As part of my efforts to foster entrepreneurism in the Metro DC area, I've gotten involved with a stellar organization called NFTE (the Network For for Teaching Entrepreneurship), which focuses on encouraging young people to be entrepreneurs (mostly high schoolers, I believe).

I recently visited Ms. Gloria Taylor's class at Eastern High School in Washington, DC (located in NorthEast DC) to talk to her students about what being an entrepreneur is all about.

NFTE has a textbook that teachers can follow and a course curriculum that spans the school year where the students create a business plan and compete in a competition.  The winners then advance to regional and national levels.

So far, I've judged in one regional competition and visited two DC high schools.  I've realized a few key things.  The first is that these kids, almost without exception, don't realize what their potential is.  It seems that they've generally grown up in a world that wasn't friendly to them or their families.  Any entrepreneur knows that luck is equal parts preparation, planning, initiative, and just being at the right place at the right time (as often as possible).   I find that most of these students don't realize that they're in control of their own destiny, if they really choose to be.  They are often resigned to following a path that others have taken, and that doesn't seem to usually include entrepreneurship.

One of the first things I really try to impress on these kids is that they could leave school that day and start making money, if they wanted to badly enough.  They just have to want it.

There's absolutely nothing stopping them from achieving their goals, if they want it enough.   One example I showed the kids at Eastern High School was the "Hoos Savings Club Cards" I produced & sold in college while at U.Va.  (It's part of how I paid for college.  The other main project I had was producing U.Va. branded Frisbees, but that's another story.)

A friend and I went around to 12 local retailers in Charlottesville, VA and convinced them to offer discounts to anyone who was carrying this credit-card sized "Hoos Savings Club" card.  The card would be valid for one school year.  The retailers were willing to offer the discounts because students would patronize their stores more often because of the discount.

We got these dozen retailers to offer discounts to students holding our card, and then we sold the cards for $10 each (you could probably get away with selling them for $20 each today).

One of the retailers offering a discount was Kroger, a grocery store chain in the area.  They offered $2 off any purchase over $20; as much as a 10% discount on your grocery bill!

I literally put a folding table & chair out front of Kroger and sat there pitching cards for most of the school year.  My pitch was "if you use the card 5 times in the course of the school year and save $2 each time, you've made back the cost of the card."  It was very effective.  We must have sold thousands of cards.

I used this example with the Eastern high school kids to show them that it's possible to create value from nothing, if you really want to.  I'm not sure the message really sunk in... these kids seem so disinterested to me.  It's really hard to connect with them... it's like they don't believe what you're telling them because they've never actually seen it.  They don't have any good role models.

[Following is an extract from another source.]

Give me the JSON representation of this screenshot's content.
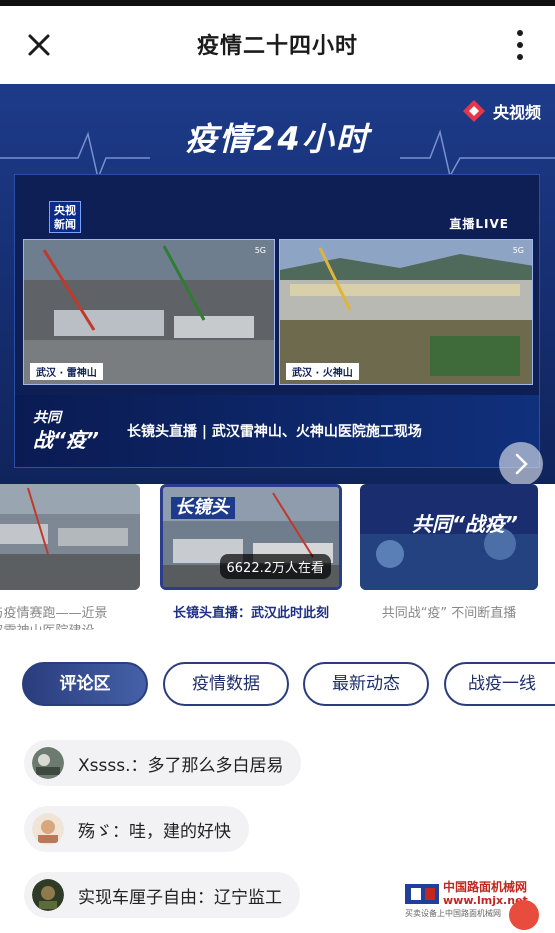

An analogy would probably be that if you had never seen an airplane, and someone told you that there was this vehicle that weighed many tons that could fly, would you believe them?  I can imagine it being very hard to convince somebody that a very heavy object could fly like a bird.  That's what it feels like I'm up against with these kids.  I just hope some of them can see that they are in fact in control of their own destinies, and that I can play a part in helping them see it.